Assignment:
The whole listing is to be restated word for word with no images.

(Material supplied begins)

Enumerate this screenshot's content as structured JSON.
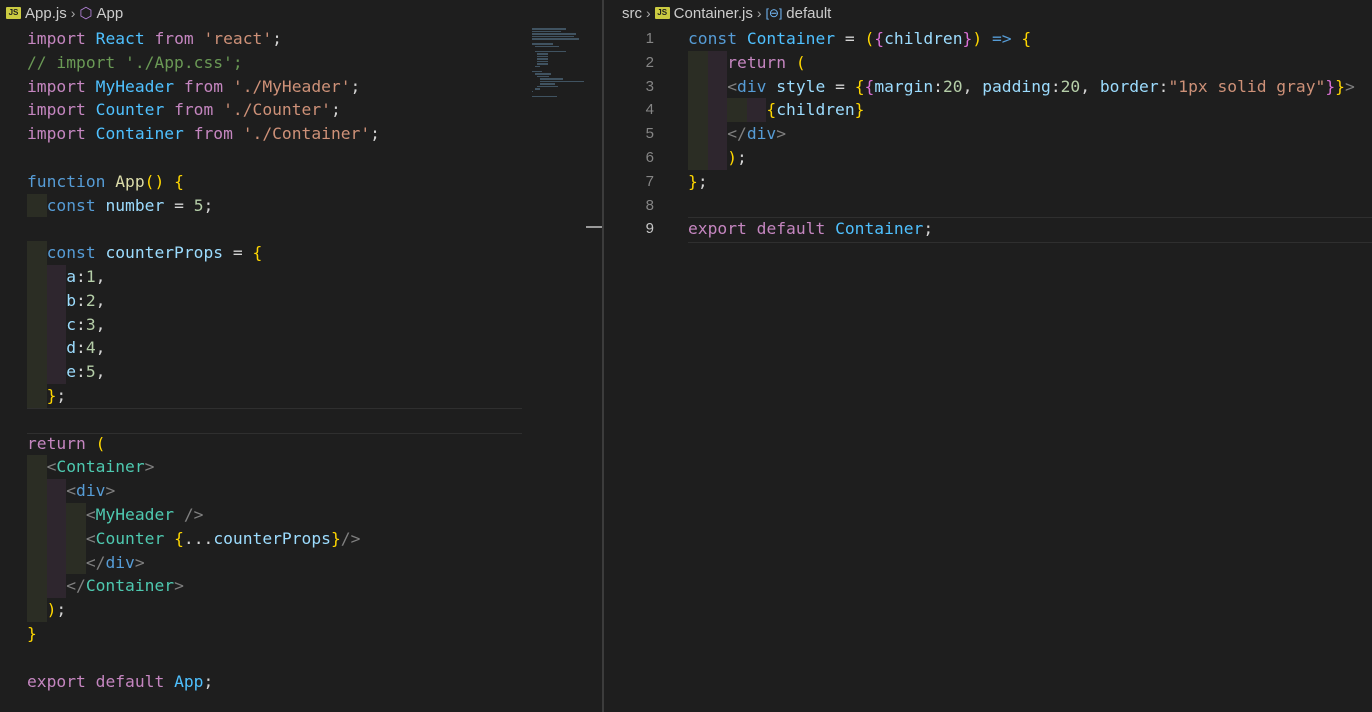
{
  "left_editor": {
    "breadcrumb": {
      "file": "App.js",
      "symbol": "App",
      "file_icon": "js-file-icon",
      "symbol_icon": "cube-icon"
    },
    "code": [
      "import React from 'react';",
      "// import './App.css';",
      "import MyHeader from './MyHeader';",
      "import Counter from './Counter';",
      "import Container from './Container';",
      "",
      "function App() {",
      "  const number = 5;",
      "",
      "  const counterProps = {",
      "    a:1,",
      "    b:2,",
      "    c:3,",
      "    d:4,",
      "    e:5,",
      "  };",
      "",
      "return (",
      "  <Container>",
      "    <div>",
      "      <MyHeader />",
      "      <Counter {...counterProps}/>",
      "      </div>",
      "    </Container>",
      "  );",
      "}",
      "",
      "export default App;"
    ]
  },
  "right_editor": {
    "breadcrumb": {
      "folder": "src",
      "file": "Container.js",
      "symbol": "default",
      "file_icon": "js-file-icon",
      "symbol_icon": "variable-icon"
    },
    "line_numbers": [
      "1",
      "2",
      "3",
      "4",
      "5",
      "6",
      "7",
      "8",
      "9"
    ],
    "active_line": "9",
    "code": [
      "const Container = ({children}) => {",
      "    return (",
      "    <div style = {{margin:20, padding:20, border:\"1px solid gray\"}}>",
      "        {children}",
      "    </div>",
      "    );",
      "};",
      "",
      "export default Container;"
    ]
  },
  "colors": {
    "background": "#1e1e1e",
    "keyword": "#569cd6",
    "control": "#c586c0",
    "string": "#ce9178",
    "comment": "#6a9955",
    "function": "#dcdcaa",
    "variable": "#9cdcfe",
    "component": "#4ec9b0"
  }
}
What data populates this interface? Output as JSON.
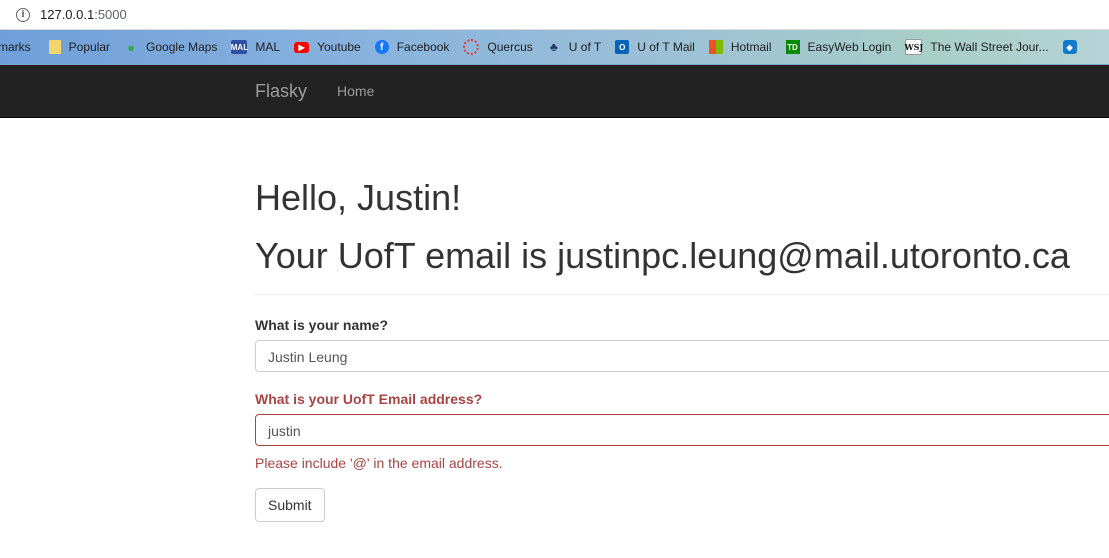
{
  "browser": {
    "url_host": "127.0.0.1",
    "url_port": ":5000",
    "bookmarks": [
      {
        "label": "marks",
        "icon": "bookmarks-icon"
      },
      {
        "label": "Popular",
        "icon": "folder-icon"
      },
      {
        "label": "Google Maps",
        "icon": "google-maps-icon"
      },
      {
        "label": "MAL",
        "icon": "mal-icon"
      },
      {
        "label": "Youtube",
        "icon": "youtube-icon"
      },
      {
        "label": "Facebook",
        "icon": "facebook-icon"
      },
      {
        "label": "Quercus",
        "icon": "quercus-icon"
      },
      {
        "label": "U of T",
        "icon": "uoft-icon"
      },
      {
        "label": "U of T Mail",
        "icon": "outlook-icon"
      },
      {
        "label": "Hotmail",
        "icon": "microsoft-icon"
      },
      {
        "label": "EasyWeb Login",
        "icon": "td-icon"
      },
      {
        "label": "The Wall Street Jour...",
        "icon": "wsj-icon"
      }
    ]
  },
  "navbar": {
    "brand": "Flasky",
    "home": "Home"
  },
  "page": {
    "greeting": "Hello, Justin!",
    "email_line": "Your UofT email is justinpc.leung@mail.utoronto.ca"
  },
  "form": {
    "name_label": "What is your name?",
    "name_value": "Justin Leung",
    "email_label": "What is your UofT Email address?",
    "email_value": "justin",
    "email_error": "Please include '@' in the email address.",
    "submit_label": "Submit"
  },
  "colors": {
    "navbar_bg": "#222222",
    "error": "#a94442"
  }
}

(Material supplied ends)

Expected output:
Enumerate this screenshot's content as structured JSON.
{
  "left_editor": {
    "breadcrumb": {
      "file": "App.js",
      "symbol": "App",
      "file_icon": "js-file-icon",
      "symbol_icon": "cube-icon"
    },
    "code": [
      "import React from 'react';",
      "// import './App.css';",
      "import MyHeader from './MyHeader';",
      "import Counter from './Counter';",
      "import Container from './Container';",
      "",
      "function App() {",
      "  const number = 5;",
      "",
      "  const counterProps = {",
      "    a:1,",
      "    b:2,",
      "    c:3,",
      "    d:4,",
      "    e:5,",
      "  };",
      "",
      "return (",
      "  <Container>",
      "    <div>",
      "      <MyHeader />",
      "      <Counter {...counterProps}/>",
      "      </div>",
      "    </Container>",
      "  );",
      "}",
      "",
      "export default App;"
    ]
  },
  "right_editor": {
    "breadcrumb": {
      "folder": "src",
      "file": "Container.js",
      "symbol": "default",
      "file_icon": "js-file-icon",
      "symbol_icon": "variable-icon"
    },
    "line_numbers": [
      "1",
      "2",
      "3",
      "4",
      "5",
      "6",
      "7",
      "8",
      "9"
    ],
    "active_line": "9",
    "code": [
      "const Container = ({children}) => {",
      "    return (",
      "    <div style = {{margin:20, padding:20, border:\"1px solid gray\"}}>",
      "        {children}",
      "    </div>",
      "    );",
      "};",
      "",
      "export default Container;"
    ]
  },
  "colors": {
    "background": "#1e1e1e",
    "keyword": "#569cd6",
    "control": "#c586c0",
    "string": "#ce9178",
    "comment": "#6a9955",
    "function": "#dcdcaa",
    "variable": "#9cdcfe",
    "component": "#4ec9b0"
  }
}
What data populates this interface? Output as JSON.
{
  "browser": {
    "url_host": "127.0.0.1",
    "url_port": ":5000",
    "bookmarks": [
      {
        "label": "marks",
        "icon": "bookmarks-icon"
      },
      {
        "label": "Popular",
        "icon": "folder-icon"
      },
      {
        "label": "Google Maps",
        "icon": "google-maps-icon"
      },
      {
        "label": "MAL",
        "icon": "mal-icon"
      },
      {
        "label": "Youtube",
        "icon": "youtube-icon"
      },
      {
        "label": "Facebook",
        "icon": "facebook-icon"
      },
      {
        "label": "Quercus",
        "icon": "quercus-icon"
      },
      {
        "label": "U of T",
        "icon": "uoft-icon"
      },
      {
        "label": "U of T Mail",
        "icon": "outlook-icon"
      },
      {
        "label": "Hotmail",
        "icon": "microsoft-icon"
      },
      {
        "label": "EasyWeb Login",
        "icon": "td-icon"
      },
      {
        "label": "The Wall Street Jour...",
        "icon": "wsj-icon"
      }
    ]
  },
  "navbar": {
    "brand": "Flasky",
    "home": "Home"
  },
  "page": {
    "greeting": "Hello, Justin!",
    "email_line": "Your UofT email is justinpc.leung@mail.utoronto.ca"
  },
  "form": {
    "name_label": "What is your name?",
    "name_value": "Justin Leung",
    "email_label": "What is your UofT Email address?",
    "email_value": "justin",
    "email_error": "Please include '@' in the email address.",
    "submit_label": "Submit"
  },
  "colors": {
    "navbar_bg": "#222222",
    "error": "#a94442"
  }
}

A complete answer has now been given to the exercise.